This morning Haaretz published another article with additional information on the Tamir test. Yesterday's tests involved the launching of a number of Tamir missiles and engineers evaluated its capabilities, in terms of such variables as effective range, command and control from the ground, speed and maneuverability.
The recent developments of the Tamir made the developers confident that it will be possible to significantly increase the interceptor's speed. This would allow the interception of the rockets a short while after their launch which would increase the likeliness that the Iron Dome will also be effective against mortar. However, one problem remains: if DEBKAfile's information is correct, the Iron Dome needs 15 seconds to locate the incoming rocket and determine the flight path.
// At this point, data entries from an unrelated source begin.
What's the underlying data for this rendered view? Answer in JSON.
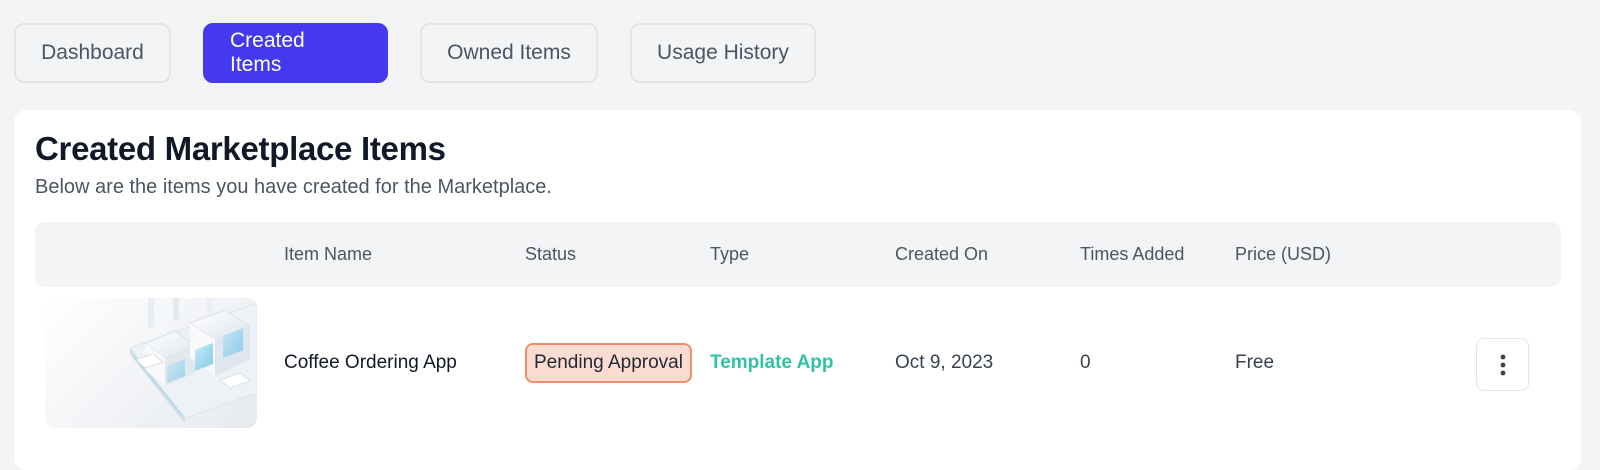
{
  "tabs": [
    {
      "label": "Dashboard",
      "active": false
    },
    {
      "label": "Created Items",
      "active": true
    },
    {
      "label": "Owned Items",
      "active": false
    },
    {
      "label": "Usage History",
      "active": false
    }
  ],
  "section": {
    "title": "Created Marketplace Items",
    "subtitle": "Below are the items you have created for the Marketplace."
  },
  "table": {
    "headers": [
      "Item Name",
      "Status",
      "Type",
      "Created On",
      "Times Added",
      "Price (USD)"
    ],
    "rows": [
      {
        "thumbnail": "isometric-building-thumbnail",
        "item_name": "Coffee Ordering App",
        "status": "Pending Approval",
        "type": "Template App",
        "created_on": "Oct 9, 2023",
        "times_added": "0",
        "price": "Free",
        "menu_icon": "more-vertical-icon"
      }
    ]
  },
  "colors": {
    "accent": "#4438f0",
    "status_pending_bg": "#fcdcd0",
    "status_pending_border": "#ef8f6b",
    "type_link": "#2ec4a4"
  }
}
Even with increased interceptor speed, mortars will already have hit their target before the Tamir will be launched. We will have to wait for the end of the year if Elta will be able to deal with the problem.
Defense sources estimate that by the end of 2008 Iron Dome will be ready to undergo a major test that will evaluate the system's ability to intercept a rocket. The test will include the launch of a rocket, which Tamir will try to intercept.
A crucial aspect of that test will be the ability of a radar system under development by Elta, a subsidiary of Israel Aerospace Industries, to identify, locate and track the incoming rocket, and guide Tamir to its target.